## Task
Give back the full listing exactly as it appears below.

## The data
-----
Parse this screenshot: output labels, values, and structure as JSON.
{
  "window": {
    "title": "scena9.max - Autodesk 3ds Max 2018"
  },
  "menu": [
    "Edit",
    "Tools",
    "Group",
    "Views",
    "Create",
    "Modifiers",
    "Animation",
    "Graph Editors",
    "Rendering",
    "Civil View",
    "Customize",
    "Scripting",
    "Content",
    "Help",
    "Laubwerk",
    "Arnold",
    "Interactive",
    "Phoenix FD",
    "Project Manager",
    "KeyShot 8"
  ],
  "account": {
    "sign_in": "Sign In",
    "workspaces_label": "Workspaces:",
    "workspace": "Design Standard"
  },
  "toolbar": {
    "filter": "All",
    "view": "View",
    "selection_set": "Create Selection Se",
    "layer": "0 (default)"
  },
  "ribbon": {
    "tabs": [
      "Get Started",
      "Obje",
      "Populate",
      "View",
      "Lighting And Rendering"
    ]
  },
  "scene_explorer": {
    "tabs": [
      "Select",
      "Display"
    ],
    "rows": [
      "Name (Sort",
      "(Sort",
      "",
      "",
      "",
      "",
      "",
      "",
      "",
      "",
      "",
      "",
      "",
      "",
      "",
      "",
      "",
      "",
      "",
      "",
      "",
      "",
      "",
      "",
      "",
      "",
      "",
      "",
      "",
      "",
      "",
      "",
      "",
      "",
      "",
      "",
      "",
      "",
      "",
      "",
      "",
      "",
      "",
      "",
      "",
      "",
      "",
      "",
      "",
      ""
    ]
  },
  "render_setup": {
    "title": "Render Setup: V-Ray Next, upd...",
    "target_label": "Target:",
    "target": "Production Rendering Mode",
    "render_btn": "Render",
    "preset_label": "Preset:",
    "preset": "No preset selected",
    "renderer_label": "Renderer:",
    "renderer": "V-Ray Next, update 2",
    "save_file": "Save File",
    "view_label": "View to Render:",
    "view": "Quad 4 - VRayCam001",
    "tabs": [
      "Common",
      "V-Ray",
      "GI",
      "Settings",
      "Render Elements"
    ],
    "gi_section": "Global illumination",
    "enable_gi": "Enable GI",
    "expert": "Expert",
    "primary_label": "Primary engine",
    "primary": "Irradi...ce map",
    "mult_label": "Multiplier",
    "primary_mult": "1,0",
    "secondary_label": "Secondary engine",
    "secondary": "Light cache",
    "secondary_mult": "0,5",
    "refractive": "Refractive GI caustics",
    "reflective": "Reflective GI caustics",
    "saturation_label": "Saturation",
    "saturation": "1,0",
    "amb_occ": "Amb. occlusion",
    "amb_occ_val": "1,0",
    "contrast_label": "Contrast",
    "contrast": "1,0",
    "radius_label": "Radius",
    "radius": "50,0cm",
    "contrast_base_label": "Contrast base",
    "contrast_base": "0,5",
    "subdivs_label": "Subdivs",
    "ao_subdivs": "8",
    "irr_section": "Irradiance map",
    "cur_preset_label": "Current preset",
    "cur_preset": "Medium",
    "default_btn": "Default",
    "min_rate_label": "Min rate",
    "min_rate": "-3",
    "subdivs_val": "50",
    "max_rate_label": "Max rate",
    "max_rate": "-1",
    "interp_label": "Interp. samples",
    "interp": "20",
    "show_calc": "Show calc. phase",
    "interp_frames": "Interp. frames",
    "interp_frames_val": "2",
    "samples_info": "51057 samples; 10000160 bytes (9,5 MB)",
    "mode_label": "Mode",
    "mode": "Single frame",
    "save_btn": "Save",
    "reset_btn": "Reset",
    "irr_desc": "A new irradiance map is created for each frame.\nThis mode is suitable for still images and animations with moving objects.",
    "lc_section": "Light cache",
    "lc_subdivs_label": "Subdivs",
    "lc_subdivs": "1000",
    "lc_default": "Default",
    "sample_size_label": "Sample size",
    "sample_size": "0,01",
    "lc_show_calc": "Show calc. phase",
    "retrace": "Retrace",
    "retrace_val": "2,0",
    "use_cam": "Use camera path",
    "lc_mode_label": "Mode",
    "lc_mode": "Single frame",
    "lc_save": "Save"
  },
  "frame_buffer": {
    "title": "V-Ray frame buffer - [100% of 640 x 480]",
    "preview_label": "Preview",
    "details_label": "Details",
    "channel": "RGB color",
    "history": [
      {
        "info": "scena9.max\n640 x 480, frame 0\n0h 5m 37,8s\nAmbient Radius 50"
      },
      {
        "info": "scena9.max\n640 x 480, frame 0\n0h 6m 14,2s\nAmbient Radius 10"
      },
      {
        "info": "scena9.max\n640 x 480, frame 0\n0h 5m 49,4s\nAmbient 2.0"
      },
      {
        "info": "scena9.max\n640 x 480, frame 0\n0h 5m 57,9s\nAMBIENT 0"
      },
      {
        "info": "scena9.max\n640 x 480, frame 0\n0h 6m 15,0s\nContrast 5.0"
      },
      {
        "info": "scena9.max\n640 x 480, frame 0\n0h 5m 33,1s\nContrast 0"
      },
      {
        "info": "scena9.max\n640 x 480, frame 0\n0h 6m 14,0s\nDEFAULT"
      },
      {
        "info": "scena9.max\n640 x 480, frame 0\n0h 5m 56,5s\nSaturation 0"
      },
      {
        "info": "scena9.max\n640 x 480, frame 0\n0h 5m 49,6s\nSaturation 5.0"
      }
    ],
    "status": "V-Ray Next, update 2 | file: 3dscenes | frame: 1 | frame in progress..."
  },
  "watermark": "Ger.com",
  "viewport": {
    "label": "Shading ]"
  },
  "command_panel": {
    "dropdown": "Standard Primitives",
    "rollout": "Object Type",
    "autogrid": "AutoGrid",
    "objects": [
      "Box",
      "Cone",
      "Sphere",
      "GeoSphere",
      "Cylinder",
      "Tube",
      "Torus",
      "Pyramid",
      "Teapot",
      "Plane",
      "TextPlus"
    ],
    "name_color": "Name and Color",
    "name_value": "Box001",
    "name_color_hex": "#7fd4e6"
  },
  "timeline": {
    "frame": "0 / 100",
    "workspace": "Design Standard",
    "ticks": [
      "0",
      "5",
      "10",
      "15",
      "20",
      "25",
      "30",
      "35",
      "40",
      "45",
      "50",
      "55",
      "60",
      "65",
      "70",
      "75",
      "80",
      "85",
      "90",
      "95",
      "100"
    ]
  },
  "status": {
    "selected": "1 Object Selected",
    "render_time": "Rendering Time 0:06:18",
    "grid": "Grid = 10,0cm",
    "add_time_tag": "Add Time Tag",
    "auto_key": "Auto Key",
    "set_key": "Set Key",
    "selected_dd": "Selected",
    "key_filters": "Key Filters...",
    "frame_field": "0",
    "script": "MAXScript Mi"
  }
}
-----
## Result of the task
Parse this screenshot: output labels, values, and structure as JSON.
{
  "window": {
    "title": "scena9.max - Autodesk 3ds Max 2018"
  },
  "menu": [
    "Edit",
    "Tools",
    "Group",
    "Views",
    "Create",
    "Modifiers",
    "Animation",
    "Graph Editors",
    "Rendering",
    "Civil View",
    "Customize",
    "Scripting",
    "Content",
    "Help",
    "Laubwerk",
    "Arnold",
    "Interactive",
    "Phoenix FD",
    "Project Manager",
    "KeyShot 8"
  ],
  "account": {
    "sign_in": "Sign In",
    "workspaces_label": "Workspaces:",
    "workspace": "Design Standard"
  },
  "toolbar": {
    "filter": "All",
    "view": "View",
    "selection_set": "Create Selection Se",
    "layer": "0 (default)"
  },
  "ribbon": {
    "tabs": [
      "Get Started",
      "Obje",
      "Populate",
      "View",
      "Lighting And Rendering"
    ]
  },
  "scene_explorer": {
    "tabs": [
      "Select",
      "Display"
    ],
    "rows": [
      "Name (Sort",
      "(Sort",
      "",
      "",
      "",
      "",
      "",
      "",
      "",
      "",
      "",
      "",
      "",
      "",
      "",
      "",
      "",
      "",
      "",
      "",
      "",
      "",
      "",
      "",
      "",
      "",
      "",
      "",
      "",
      "",
      "",
      "",
      "",
      "",
      "",
      "",
      "",
      "",
      "",
      "",
      "",
      "",
      "",
      "",
      "",
      "",
      "",
      "",
      "",
      ""
    ]
  },
  "render_setup": {
    "title": "Render Setup: V-Ray Next, upd...",
    "target_label": "Target:",
    "target": "Production Rendering Mode",
    "render_btn": "Render",
    "preset_label": "Preset:",
    "preset": "No preset selected",
    "renderer_label": "Renderer:",
    "renderer": "V-Ray Next, update 2",
    "save_file": "Save File",
    "view_label": "View to Render:",
    "view": "Quad 4 - VRayCam001",
    "tabs": [
      "Common",
      "V-Ray",
      "GI",
      "Settings",
      "Render Elements"
    ],
    "gi_section": "Global illumination",
    "enable_gi": "Enable GI",
    "expert": "Expert",
    "primary_label": "Primary engine",
    "primary": "Irradi...ce map",
    "mult_label": "Multiplier",
    "primary_mult": "1,0",
    "secondary_label": "Secondary engine",
    "secondary": "Light cache",
    "secondary_mult": "0,5",
    "refractive": "Refractive GI caustics",
    "reflective": "Reflective GI caustics",
    "saturation_label": "Saturation",
    "saturation": "1,0",
    "amb_occ": "Amb. occlusion",
    "amb_occ_val": "1,0",
    "contrast_label": "Contrast",
    "contrast": "1,0",
    "radius_label": "Radius",
    "radius": "50,0cm",
    "contrast_base_label": "Contrast base",
    "contrast_base": "0,5",
    "subdivs_label": "Subdivs",
    "ao_subdivs": "8",
    "irr_section": "Irradiance map",
    "cur_preset_label": "Current preset",
    "cur_preset": "Medium",
    "default_btn": "Default",
    "min_rate_label": "Min rate",
    "min_rate": "-3",
    "subdivs_val": "50",
    "max_rate_label": "Max rate",
    "max_rate": "-1",
    "interp_label": "Interp. samples",
    "interp": "20",
    "show_calc": "Show calc. phase",
    "interp_frames": "Interp. frames",
    "interp_frames_val": "2",
    "samples_info": "51057 samples; 10000160 bytes (9,5 MB)",
    "mode_label": "Mode",
    "mode": "Single frame",
    "save_btn": "Save",
    "reset_btn": "Reset",
    "irr_desc": "A new irradiance map is created for each frame.\nThis mode is suitable for still images and animations with moving objects.",
    "lc_section": "Light cache",
    "lc_subdivs_label": "Subdivs",
    "lc_subdivs": "1000",
    "lc_default": "Default",
    "sample_size_label": "Sample size",
    "sample_size": "0,01",
    "lc_show_calc": "Show calc. phase",
    "retrace": "Retrace",
    "retrace_val": "2,0",
    "use_cam": "Use camera path",
    "lc_mode_label": "Mode",
    "lc_mode": "Single frame",
    "lc_save": "Save"
  },
  "frame_buffer": {
    "title": "V-Ray frame buffer - [100% of 640 x 480]",
    "preview_label": "Preview",
    "details_label": "Details",
    "channel": "RGB color",
    "history": [
      {
        "info": "scena9.max\n640 x 480, frame 0\n0h 5m 37,8s\nAmbient Radius 50"
      },
      {
        "info": "scena9.max\n640 x 480, frame 0\n0h 6m 14,2s\nAmbient Radius 10"
      },
      {
        "info": "scena9.max\n640 x 480, frame 0\n0h 5m 49,4s\nAmbient 2.0"
      },
      {
        "info": "scena9.max\n640 x 480, frame 0\n0h 5m 57,9s\nAMBIENT 0"
      },
      {
        "info": "scena9.max\n640 x 480, frame 0\n0h 6m 15,0s\nContrast 5.0"
      },
      {
        "info": "scena9.max\n640 x 480, frame 0\n0h 5m 33,1s\nContrast 0"
      },
      {
        "info": "scena9.max\n640 x 480, frame 0\n0h 6m 14,0s\nDEFAULT"
      },
      {
        "info": "scena9.max\n640 x 480, frame 0\n0h 5m 56,5s\nSaturation 0"
      },
      {
        "info": "scena9.max\n640 x 480, frame 0\n0h 5m 49,6s\nSaturation 5.0"
      }
    ],
    "status": "V-Ray Next, update 2 | file: 3dscenes | frame: 1 | frame in progress..."
  },
  "watermark": "Ger.com",
  "viewport": {
    "label": "Shading ]"
  },
  "command_panel": {
    "dropdown": "Standard Primitives",
    "rollout": "Object Type",
    "autogrid": "AutoGrid",
    "objects": [
      "Box",
      "Cone",
      "Sphere",
      "GeoSphere",
      "Cylinder",
      "Tube",
      "Torus",
      "Pyramid",
      "Teapot",
      "Plane",
      "TextPlus"
    ],
    "name_color": "Name and Color",
    "name_value": "Box001",
    "name_color_hex": "#7fd4e6"
  },
  "timeline": {
    "frame": "0 / 100",
    "workspace": "Design Standard",
    "ticks": [
      "0",
      "5",
      "10",
      "15",
      "20",
      "25",
      "30",
      "35",
      "40",
      "45",
      "50",
      "55",
      "60",
      "65",
      "70",
      "75",
      "80",
      "85",
      "90",
      "95",
      "100"
    ]
  },
  "status": {
    "selected": "1 Object Selected",
    "render_time": "Rendering Time 0:06:18",
    "grid": "Grid = 10,0cm",
    "add_time_tag": "Add Time Tag",
    "auto_key": "Auto Key",
    "set_key": "Set Key",
    "selected_dd": "Selected",
    "key_filters": "Key Filters...",
    "frame_field": "0",
    "script": "MAXScript Mi"
  }
}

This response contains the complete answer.